Acquisition brings together a leading site for homebuying with a leading site for rental listings

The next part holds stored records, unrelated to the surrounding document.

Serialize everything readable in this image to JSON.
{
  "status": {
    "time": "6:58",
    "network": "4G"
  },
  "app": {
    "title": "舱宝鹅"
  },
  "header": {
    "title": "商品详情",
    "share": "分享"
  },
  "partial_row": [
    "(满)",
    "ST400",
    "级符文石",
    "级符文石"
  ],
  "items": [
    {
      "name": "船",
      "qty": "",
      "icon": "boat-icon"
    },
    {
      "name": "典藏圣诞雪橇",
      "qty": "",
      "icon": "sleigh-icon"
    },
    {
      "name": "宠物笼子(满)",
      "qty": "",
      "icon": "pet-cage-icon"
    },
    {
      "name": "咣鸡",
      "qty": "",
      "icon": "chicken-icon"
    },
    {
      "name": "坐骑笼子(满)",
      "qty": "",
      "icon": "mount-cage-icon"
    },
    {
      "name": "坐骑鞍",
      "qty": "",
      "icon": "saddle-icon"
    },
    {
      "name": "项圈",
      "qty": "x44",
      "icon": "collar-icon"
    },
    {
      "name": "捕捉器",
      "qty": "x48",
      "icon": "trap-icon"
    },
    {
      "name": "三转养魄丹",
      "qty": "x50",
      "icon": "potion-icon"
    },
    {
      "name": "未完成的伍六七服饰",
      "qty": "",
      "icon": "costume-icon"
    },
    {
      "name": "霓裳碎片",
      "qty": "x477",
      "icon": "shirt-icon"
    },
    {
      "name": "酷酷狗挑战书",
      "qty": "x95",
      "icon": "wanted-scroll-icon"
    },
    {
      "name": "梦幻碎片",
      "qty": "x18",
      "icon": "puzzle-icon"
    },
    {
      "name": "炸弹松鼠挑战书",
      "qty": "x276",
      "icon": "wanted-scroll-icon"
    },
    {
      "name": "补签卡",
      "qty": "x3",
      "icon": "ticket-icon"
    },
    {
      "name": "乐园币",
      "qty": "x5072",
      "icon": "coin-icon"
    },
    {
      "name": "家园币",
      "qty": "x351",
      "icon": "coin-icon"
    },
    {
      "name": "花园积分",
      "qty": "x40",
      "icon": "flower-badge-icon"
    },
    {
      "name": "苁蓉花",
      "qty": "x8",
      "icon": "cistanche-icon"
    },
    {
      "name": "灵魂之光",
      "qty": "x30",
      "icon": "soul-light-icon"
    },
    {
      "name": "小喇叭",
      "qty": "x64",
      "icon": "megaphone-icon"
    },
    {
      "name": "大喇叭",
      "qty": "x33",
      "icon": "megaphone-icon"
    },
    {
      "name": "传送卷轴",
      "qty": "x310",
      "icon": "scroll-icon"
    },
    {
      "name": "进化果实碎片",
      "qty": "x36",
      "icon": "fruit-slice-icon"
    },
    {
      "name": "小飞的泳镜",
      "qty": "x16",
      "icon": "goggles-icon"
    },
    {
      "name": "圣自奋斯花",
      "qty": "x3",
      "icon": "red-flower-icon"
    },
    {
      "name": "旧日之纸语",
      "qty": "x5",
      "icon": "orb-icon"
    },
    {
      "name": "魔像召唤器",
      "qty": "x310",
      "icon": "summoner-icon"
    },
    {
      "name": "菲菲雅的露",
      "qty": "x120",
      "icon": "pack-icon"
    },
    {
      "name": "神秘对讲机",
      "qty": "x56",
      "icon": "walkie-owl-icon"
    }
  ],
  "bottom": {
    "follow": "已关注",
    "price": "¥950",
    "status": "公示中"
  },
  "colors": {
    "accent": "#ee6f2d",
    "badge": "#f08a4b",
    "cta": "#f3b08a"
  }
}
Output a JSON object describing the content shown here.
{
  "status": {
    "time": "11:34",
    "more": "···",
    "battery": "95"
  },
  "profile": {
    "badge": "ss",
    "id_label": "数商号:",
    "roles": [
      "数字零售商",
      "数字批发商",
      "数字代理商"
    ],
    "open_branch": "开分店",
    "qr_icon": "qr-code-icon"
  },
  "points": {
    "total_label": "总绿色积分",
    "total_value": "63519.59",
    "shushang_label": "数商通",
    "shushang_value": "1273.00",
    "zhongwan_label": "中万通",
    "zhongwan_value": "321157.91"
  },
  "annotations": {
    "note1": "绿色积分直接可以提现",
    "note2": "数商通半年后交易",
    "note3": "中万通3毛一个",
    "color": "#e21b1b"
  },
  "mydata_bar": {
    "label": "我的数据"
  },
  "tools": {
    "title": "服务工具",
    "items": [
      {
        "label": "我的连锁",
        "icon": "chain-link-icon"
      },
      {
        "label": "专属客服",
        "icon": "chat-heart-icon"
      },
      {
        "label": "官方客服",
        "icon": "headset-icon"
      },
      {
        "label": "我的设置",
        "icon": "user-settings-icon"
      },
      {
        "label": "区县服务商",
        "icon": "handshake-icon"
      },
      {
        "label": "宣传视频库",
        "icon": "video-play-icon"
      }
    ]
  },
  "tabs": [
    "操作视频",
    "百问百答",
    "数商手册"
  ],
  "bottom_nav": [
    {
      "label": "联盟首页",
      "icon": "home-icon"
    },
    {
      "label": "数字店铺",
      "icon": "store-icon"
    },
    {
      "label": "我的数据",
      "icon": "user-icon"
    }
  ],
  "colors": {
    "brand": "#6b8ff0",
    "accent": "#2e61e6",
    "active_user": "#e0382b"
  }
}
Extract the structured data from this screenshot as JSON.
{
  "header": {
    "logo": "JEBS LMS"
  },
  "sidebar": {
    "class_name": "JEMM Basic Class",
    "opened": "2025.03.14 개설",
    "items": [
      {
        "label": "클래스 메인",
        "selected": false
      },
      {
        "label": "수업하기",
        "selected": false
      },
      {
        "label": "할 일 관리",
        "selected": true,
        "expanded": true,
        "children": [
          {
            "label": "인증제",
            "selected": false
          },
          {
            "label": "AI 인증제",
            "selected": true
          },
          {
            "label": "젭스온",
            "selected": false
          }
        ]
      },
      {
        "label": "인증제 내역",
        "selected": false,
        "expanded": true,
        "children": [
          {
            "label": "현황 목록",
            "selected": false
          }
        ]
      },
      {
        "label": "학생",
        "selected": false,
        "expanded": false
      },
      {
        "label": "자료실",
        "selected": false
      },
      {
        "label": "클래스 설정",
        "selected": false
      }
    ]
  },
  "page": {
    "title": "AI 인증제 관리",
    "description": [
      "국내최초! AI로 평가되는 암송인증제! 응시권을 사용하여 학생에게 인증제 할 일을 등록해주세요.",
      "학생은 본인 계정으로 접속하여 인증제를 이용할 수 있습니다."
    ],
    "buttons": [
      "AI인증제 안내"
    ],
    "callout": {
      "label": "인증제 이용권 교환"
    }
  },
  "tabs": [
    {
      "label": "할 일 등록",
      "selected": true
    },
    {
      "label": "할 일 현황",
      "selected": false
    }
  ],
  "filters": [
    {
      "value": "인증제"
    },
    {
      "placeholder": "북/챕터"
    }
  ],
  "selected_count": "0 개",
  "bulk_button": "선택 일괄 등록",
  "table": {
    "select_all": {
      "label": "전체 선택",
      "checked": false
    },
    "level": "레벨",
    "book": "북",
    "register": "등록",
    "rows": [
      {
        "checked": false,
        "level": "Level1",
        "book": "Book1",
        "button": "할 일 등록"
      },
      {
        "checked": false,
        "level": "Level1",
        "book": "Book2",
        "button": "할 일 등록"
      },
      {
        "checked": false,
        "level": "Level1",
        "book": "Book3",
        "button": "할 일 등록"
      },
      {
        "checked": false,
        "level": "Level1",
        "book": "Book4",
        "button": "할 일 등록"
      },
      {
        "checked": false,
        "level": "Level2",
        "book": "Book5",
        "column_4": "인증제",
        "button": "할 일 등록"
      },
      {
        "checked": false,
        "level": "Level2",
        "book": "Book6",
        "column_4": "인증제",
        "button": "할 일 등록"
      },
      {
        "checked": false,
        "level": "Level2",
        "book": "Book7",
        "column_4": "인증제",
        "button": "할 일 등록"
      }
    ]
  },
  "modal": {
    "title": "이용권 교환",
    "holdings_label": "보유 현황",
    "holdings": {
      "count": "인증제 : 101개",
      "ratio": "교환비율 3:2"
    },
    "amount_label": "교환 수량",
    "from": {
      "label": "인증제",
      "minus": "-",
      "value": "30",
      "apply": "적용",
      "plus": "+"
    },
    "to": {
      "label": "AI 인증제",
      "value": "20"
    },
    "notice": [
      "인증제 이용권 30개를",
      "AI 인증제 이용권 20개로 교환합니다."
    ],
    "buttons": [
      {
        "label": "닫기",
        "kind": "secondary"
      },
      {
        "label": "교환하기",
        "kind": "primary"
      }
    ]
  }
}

SEATTLE and ATLANTA, Feb. 19, 2021 /PRNewswire/ — (NASDAQ: RDFN) — Redfin (www.redfin.com) has entered into an agreement to acquire RentPath (www.rentpath.com), the Atlanta-based owner of ApartmentGuide.com, Rent.com, and Rentals.com, for $608 million in cash. The acquisition will bring together a leading site for buying a home with a leading site for renting a home, giving anyone trying to move a complete view of her options. “RentPath has more than 20,000 apartment buildings on its rental websites, and grew its traffic more than 25% last year,” said Redfin CEO Glenn Kelman. “We can almost double that audience, as one in five of Redfin.com’s 40+ million monthly visitors also wants to see homes for rent. Together with RentPath, we can create an online destination for every North American to find a home.” “We are energized by the transformational potential of this combination to help more consumers find the right home and help property managers find residents,” said Dhiren Fonseca, RentPath’s CEO. “RentPath’s customers experienced all-time highs in traffic and leads from us last year and our value proposition to multifamily property managers has never been better. By acquiring RentPath, Redfin will be as committed as we are to the rental market. As part of the Redfin family, our platform will be well positioned to lead the market in the quality and value of our products, while giving our current and future customers access to many more high-intent renters through Redfin’s extensive network.” Redfin, the technology-powered real estate brokerage, operates the #1 nationwide brokerage search site. The company uses a combination of local real estate agents and technology to make it easier, faster and less costly to buy or sell a home. Click to read more at www.investors.redfin.com.